→ **What the task asks**:
Output all entries exactly as they appear and skip the pictures.

Element data from apps and pages:
────────────────────

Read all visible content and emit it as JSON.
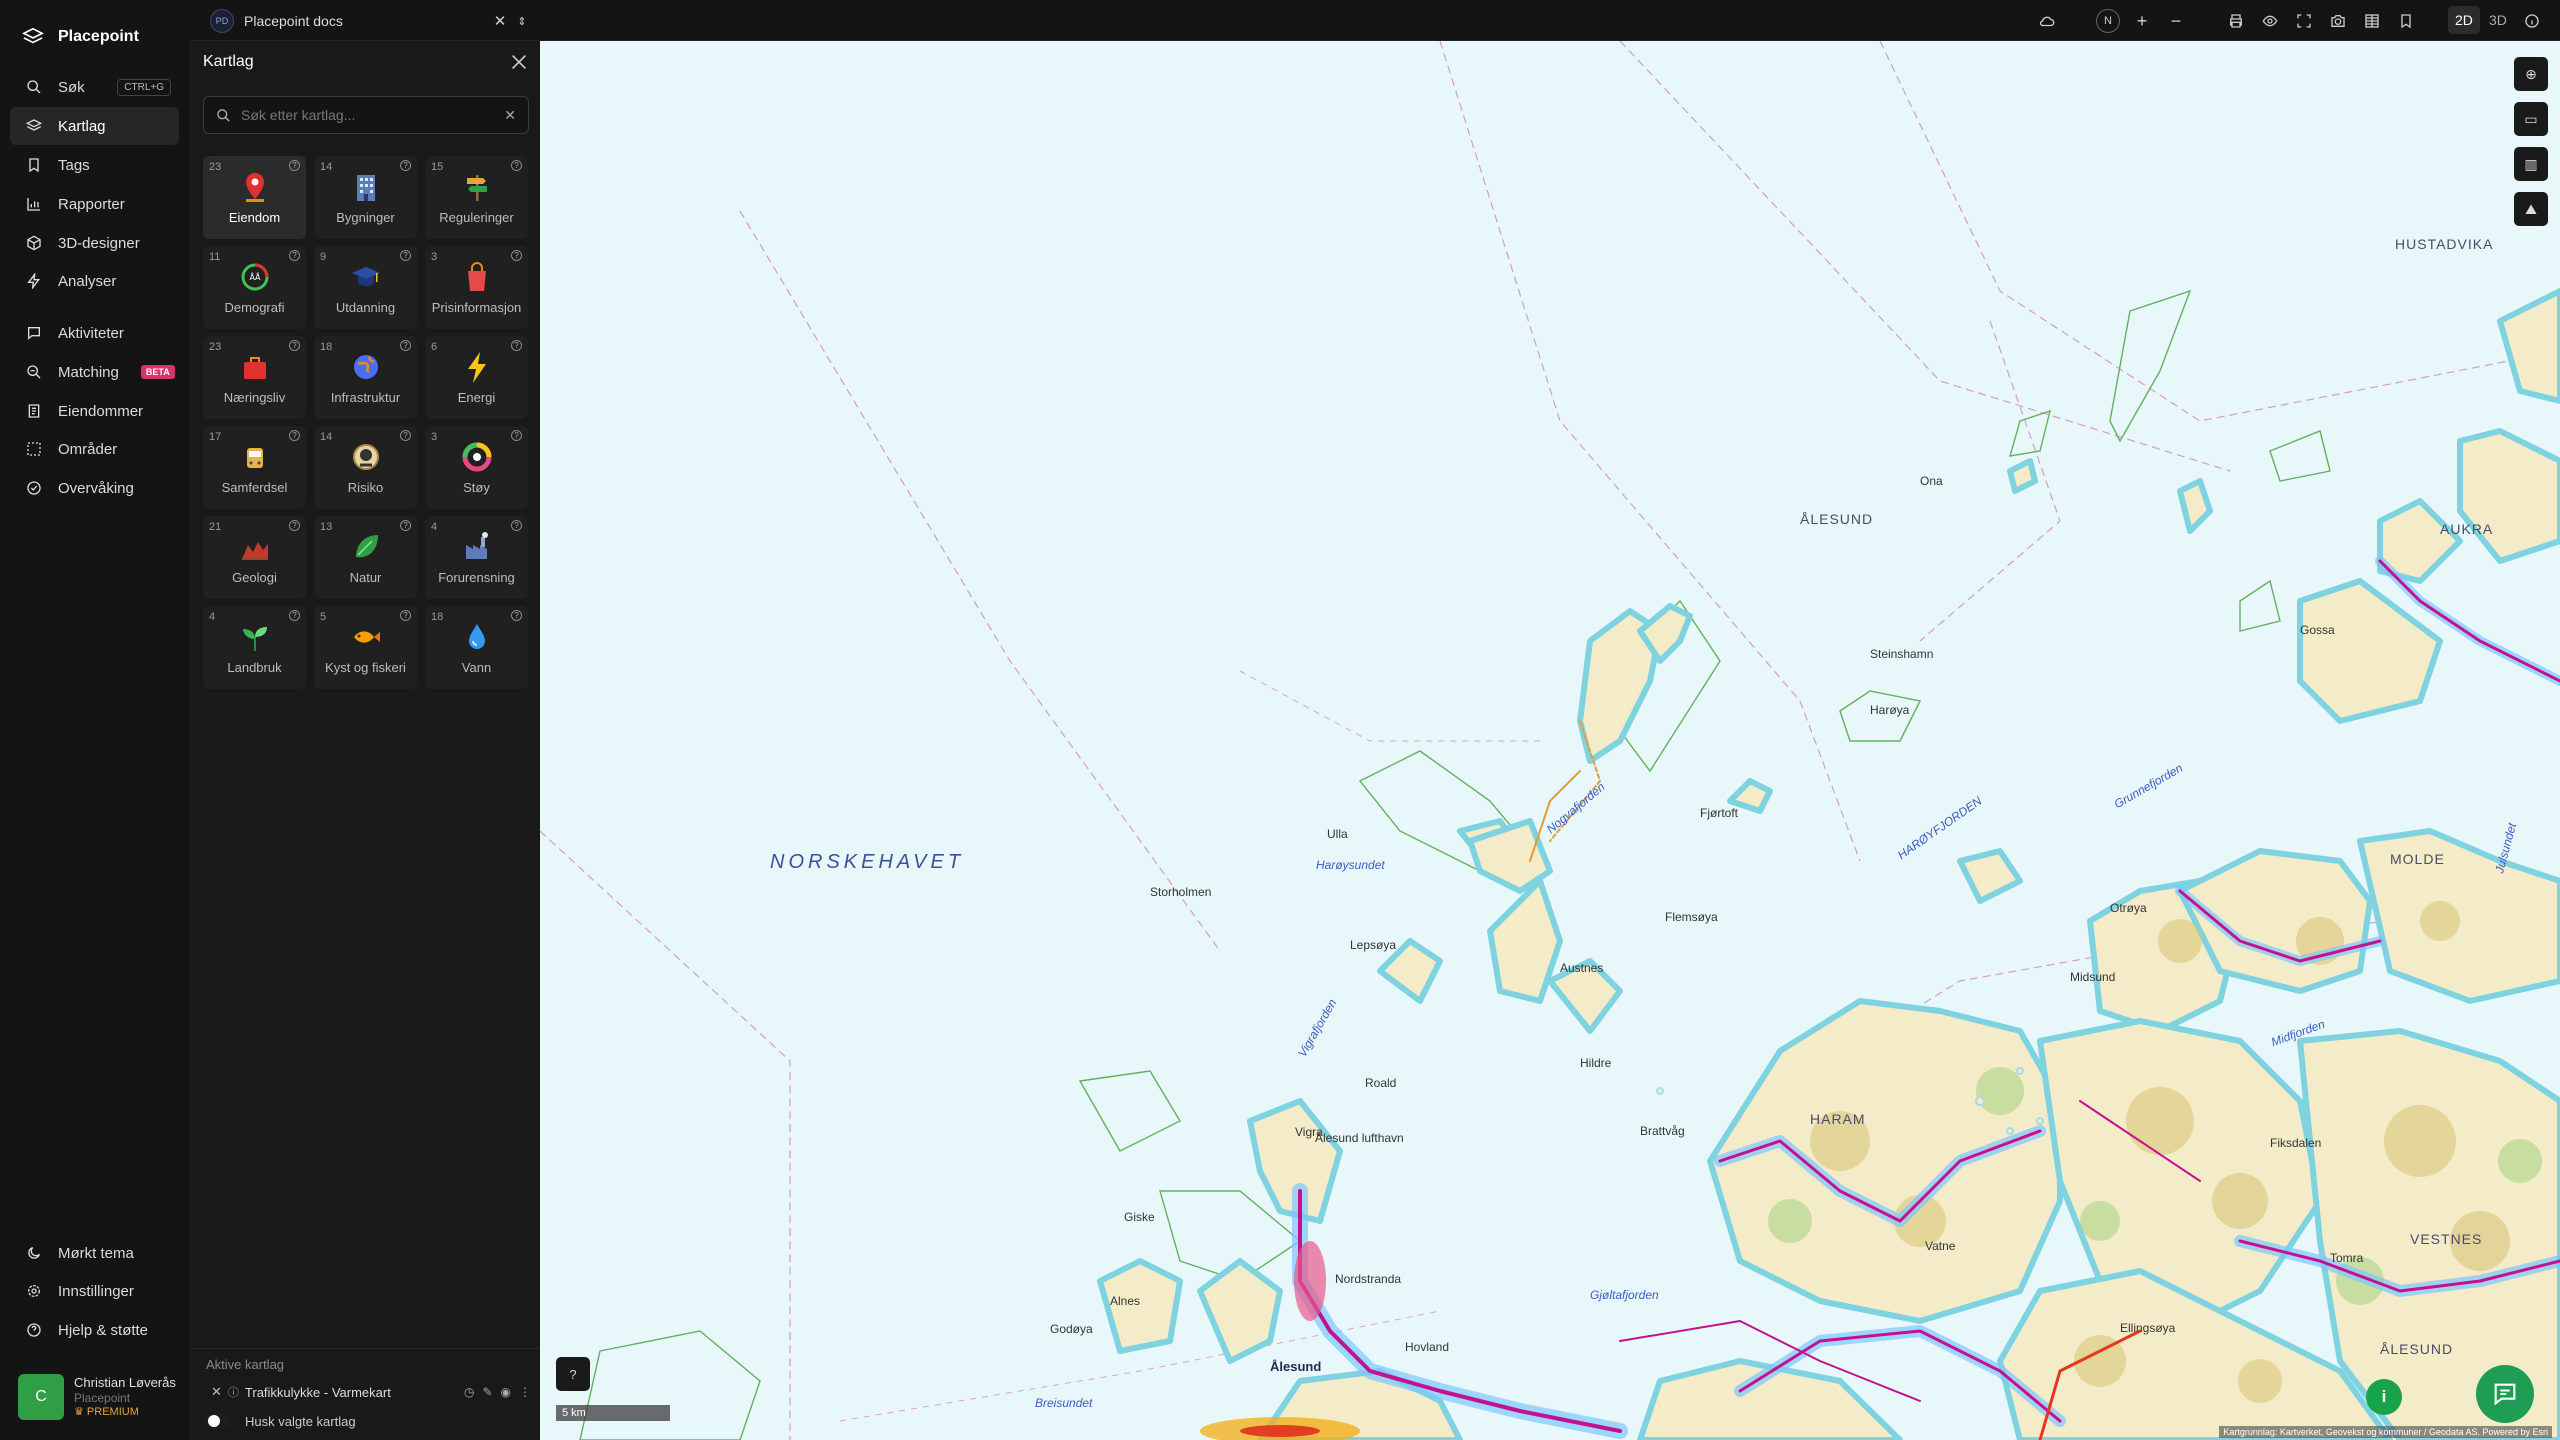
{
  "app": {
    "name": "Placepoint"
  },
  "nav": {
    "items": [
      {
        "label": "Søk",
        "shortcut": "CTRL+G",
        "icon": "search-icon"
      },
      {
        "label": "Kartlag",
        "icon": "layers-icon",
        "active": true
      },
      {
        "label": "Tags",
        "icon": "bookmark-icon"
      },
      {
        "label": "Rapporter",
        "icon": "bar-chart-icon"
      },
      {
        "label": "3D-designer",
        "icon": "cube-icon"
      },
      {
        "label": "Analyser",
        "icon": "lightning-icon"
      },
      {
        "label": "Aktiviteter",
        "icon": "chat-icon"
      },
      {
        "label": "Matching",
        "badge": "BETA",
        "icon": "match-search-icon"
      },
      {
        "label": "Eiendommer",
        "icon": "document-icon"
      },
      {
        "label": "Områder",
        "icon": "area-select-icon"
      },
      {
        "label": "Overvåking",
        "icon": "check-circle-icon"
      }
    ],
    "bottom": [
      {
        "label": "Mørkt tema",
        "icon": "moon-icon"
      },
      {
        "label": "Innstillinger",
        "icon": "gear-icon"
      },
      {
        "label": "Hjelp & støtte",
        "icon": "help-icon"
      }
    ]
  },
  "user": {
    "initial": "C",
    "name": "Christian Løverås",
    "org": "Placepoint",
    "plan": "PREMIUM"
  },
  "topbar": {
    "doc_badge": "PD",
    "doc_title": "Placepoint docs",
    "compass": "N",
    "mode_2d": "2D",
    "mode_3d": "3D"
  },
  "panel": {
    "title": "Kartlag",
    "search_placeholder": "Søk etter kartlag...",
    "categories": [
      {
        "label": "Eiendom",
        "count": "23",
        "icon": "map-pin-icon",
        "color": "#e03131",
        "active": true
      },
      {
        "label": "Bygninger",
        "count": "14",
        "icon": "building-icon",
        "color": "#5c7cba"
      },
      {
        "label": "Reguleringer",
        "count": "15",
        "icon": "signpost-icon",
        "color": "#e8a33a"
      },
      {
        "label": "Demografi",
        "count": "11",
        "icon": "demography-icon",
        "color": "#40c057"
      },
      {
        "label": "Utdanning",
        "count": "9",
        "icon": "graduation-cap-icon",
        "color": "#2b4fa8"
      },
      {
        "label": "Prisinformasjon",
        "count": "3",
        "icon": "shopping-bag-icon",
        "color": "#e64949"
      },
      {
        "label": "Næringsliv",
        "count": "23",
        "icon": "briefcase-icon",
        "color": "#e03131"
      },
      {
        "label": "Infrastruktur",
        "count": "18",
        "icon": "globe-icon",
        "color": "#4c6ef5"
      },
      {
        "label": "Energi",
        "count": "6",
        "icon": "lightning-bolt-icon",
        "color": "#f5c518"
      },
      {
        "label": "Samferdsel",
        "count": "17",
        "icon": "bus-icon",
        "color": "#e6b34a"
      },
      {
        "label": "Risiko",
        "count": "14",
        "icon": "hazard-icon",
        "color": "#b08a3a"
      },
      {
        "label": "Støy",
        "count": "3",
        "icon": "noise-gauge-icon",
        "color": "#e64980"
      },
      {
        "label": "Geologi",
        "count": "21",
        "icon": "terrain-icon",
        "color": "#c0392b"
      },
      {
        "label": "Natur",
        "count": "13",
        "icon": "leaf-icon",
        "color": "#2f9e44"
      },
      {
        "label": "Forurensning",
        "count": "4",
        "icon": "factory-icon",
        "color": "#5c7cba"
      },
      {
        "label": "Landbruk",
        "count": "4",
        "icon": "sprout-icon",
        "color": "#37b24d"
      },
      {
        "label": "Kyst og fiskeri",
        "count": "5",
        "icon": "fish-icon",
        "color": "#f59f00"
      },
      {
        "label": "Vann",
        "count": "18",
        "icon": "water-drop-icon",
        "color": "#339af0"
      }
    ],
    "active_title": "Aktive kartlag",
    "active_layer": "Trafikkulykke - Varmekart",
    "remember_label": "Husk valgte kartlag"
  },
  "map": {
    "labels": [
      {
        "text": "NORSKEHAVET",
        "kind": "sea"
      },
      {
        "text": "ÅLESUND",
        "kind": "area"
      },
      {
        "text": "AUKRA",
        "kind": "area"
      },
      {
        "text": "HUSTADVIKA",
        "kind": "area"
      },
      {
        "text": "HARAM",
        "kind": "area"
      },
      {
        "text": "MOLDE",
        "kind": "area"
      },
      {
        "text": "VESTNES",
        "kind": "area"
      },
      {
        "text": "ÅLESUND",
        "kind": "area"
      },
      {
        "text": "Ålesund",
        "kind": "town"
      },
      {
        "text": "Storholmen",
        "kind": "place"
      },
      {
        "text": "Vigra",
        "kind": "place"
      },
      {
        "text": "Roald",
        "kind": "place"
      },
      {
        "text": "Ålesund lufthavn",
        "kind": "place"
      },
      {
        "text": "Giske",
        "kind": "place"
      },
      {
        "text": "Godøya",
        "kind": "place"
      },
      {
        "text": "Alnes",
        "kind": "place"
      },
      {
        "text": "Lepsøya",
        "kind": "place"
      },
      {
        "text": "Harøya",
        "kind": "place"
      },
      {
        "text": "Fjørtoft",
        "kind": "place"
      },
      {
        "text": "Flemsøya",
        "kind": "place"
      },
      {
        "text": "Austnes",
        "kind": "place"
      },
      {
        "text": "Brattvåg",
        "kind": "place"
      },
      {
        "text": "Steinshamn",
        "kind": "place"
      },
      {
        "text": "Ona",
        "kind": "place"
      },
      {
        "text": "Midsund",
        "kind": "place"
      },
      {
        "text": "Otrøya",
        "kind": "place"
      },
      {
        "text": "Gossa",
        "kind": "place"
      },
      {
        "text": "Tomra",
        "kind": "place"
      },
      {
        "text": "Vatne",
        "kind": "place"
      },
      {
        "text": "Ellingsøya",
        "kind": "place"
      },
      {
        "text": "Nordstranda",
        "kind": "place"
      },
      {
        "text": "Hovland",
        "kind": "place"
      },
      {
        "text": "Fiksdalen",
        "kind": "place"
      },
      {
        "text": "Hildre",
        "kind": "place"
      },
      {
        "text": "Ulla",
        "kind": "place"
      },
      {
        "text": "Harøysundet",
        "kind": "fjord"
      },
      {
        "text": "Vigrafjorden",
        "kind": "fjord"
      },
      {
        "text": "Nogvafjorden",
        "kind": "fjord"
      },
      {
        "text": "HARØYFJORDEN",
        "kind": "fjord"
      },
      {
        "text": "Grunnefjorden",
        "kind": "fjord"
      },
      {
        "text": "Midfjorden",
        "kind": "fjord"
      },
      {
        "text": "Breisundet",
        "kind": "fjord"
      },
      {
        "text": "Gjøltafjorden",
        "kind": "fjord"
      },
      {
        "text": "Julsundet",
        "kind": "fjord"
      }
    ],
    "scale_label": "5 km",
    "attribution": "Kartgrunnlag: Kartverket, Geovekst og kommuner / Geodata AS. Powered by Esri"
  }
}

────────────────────

→ **Answer box**:
Read all visible content and emit it as JSON.
{
  "app": {
    "name": "Placepoint"
  },
  "nav": {
    "items": [
      {
        "label": "Søk",
        "shortcut": "CTRL+G",
        "icon": "search-icon"
      },
      {
        "label": "Kartlag",
        "icon": "layers-icon",
        "active": true
      },
      {
        "label": "Tags",
        "icon": "bookmark-icon"
      },
      {
        "label": "Rapporter",
        "icon": "bar-chart-icon"
      },
      {
        "label": "3D-designer",
        "icon": "cube-icon"
      },
      {
        "label": "Analyser",
        "icon": "lightning-icon"
      },
      {
        "label": "Aktiviteter",
        "icon": "chat-icon"
      },
      {
        "label": "Matching",
        "badge": "BETA",
        "icon": "match-search-icon"
      },
      {
        "label": "Eiendommer",
        "icon": "document-icon"
      },
      {
        "label": "Områder",
        "icon": "area-select-icon"
      },
      {
        "label": "Overvåking",
        "icon": "check-circle-icon"
      }
    ],
    "bottom": [
      {
        "label": "Mørkt tema",
        "icon": "moon-icon"
      },
      {
        "label": "Innstillinger",
        "icon": "gear-icon"
      },
      {
        "label": "Hjelp & støtte",
        "icon": "help-icon"
      }
    ]
  },
  "user": {
    "initial": "C",
    "name": "Christian Løverås",
    "org": "Placepoint",
    "plan": "PREMIUM"
  },
  "topbar": {
    "doc_badge": "PD",
    "doc_title": "Placepoint docs",
    "compass": "N",
    "mode_2d": "2D",
    "mode_3d": "3D"
  },
  "panel": {
    "title": "Kartlag",
    "search_placeholder": "Søk etter kartlag...",
    "categories": [
      {
        "label": "Eiendom",
        "count": "23",
        "icon": "map-pin-icon",
        "color": "#e03131",
        "active": true
      },
      {
        "label": "Bygninger",
        "count": "14",
        "icon": "building-icon",
        "color": "#5c7cba"
      },
      {
        "label": "Reguleringer",
        "count": "15",
        "icon": "signpost-icon",
        "color": "#e8a33a"
      },
      {
        "label": "Demografi",
        "count": "11",
        "icon": "demography-icon",
        "color": "#40c057"
      },
      {
        "label": "Utdanning",
        "count": "9",
        "icon": "graduation-cap-icon",
        "color": "#2b4fa8"
      },
      {
        "label": "Prisinformasjon",
        "count": "3",
        "icon": "shopping-bag-icon",
        "color": "#e64949"
      },
      {
        "label": "Næringsliv",
        "count": "23",
        "icon": "briefcase-icon",
        "color": "#e03131"
      },
      {
        "label": "Infrastruktur",
        "count": "18",
        "icon": "globe-icon",
        "color": "#4c6ef5"
      },
      {
        "label": "Energi",
        "count": "6",
        "icon": "lightning-bolt-icon",
        "color": "#f5c518"
      },
      {
        "label": "Samferdsel",
        "count": "17",
        "icon": "bus-icon",
        "color": "#e6b34a"
      },
      {
        "label": "Risiko",
        "count": "14",
        "icon": "hazard-icon",
        "color": "#b08a3a"
      },
      {
        "label": "Støy",
        "count": "3",
        "icon": "noise-gauge-icon",
        "color": "#e64980"
      },
      {
        "label": "Geologi",
        "count": "21",
        "icon": "terrain-icon",
        "color": "#c0392b"
      },
      {
        "label": "Natur",
        "count": "13",
        "icon": "leaf-icon",
        "color": "#2f9e44"
      },
      {
        "label": "Forurensning",
        "count": "4",
        "icon": "factory-icon",
        "color": "#5c7cba"
      },
      {
        "label": "Landbruk",
        "count": "4",
        "icon": "sprout-icon",
        "color": "#37b24d"
      },
      {
        "label": "Kyst og fiskeri",
        "count": "5",
        "icon": "fish-icon",
        "color": "#f59f00"
      },
      {
        "label": "Vann",
        "count": "18",
        "icon": "water-drop-icon",
        "color": "#339af0"
      }
    ],
    "active_title": "Aktive kartlag",
    "active_layer": "Trafikkulykke - Varmekart",
    "remember_label": "Husk valgte kartlag"
  },
  "map": {
    "labels": [
      {
        "text": "NORSKEHAVET",
        "kind": "sea"
      },
      {
        "text": "ÅLESUND",
        "kind": "area"
      },
      {
        "text": "AUKRA",
        "kind": "area"
      },
      {
        "text": "HUSTADVIKA",
        "kind": "area"
      },
      {
        "text": "HARAM",
        "kind": "area"
      },
      {
        "text": "MOLDE",
        "kind": "area"
      },
      {
        "text": "VESTNES",
        "kind": "area"
      },
      {
        "text": "ÅLESUND",
        "kind": "area"
      },
      {
        "text": "Ålesund",
        "kind": "town"
      },
      {
        "text": "Storholmen",
        "kind": "place"
      },
      {
        "text": "Vigra",
        "kind": "place"
      },
      {
        "text": "Roald",
        "kind": "place"
      },
      {
        "text": "Ålesund lufthavn",
        "kind": "place"
      },
      {
        "text": "Giske",
        "kind": "place"
      },
      {
        "text": "Godøya",
        "kind": "place"
      },
      {
        "text": "Alnes",
        "kind": "place"
      },
      {
        "text": "Lepsøya",
        "kind": "place"
      },
      {
        "text": "Harøya",
        "kind": "place"
      },
      {
        "text": "Fjørtoft",
        "kind": "place"
      },
      {
        "text": "Flemsøya",
        "kind": "place"
      },
      {
        "text": "Austnes",
        "kind": "place"
      },
      {
        "text": "Brattvåg",
        "kind": "place"
      },
      {
        "text": "Steinshamn",
        "kind": "place"
      },
      {
        "text": "Ona",
        "kind": "place"
      },
      {
        "text": "Midsund",
        "kind": "place"
      },
      {
        "text": "Otrøya",
        "kind": "place"
      },
      {
        "text": "Gossa",
        "kind": "place"
      },
      {
        "text": "Tomra",
        "kind": "place"
      },
      {
        "text": "Vatne",
        "kind": "place"
      },
      {
        "text": "Ellingsøya",
        "kind": "place"
      },
      {
        "text": "Nordstranda",
        "kind": "place"
      },
      {
        "text": "Hovland",
        "kind": "place"
      },
      {
        "text": "Fiksdalen",
        "kind": "place"
      },
      {
        "text": "Hildre",
        "kind": "place"
      },
      {
        "text": "Ulla",
        "kind": "place"
      },
      {
        "text": "Harøysundet",
        "kind": "fjord"
      },
      {
        "text": "Vigrafjorden",
        "kind": "fjord"
      },
      {
        "text": "Nogvafjorden",
        "kind": "fjord"
      },
      {
        "text": "HARØYFJORDEN",
        "kind": "fjord"
      },
      {
        "text": "Grunnefjorden",
        "kind": "fjord"
      },
      {
        "text": "Midfjorden",
        "kind": "fjord"
      },
      {
        "text": "Breisundet",
        "kind": "fjord"
      },
      {
        "text": "Gjøltafjorden",
        "kind": "fjord"
      },
      {
        "text": "Julsundet",
        "kind": "fjord"
      }
    ],
    "scale_label": "5 km",
    "attribution": "Kartgrunnlag: Kartverket, Geovekst og kommuner / Geodata AS. Powered by Esri"
  }
}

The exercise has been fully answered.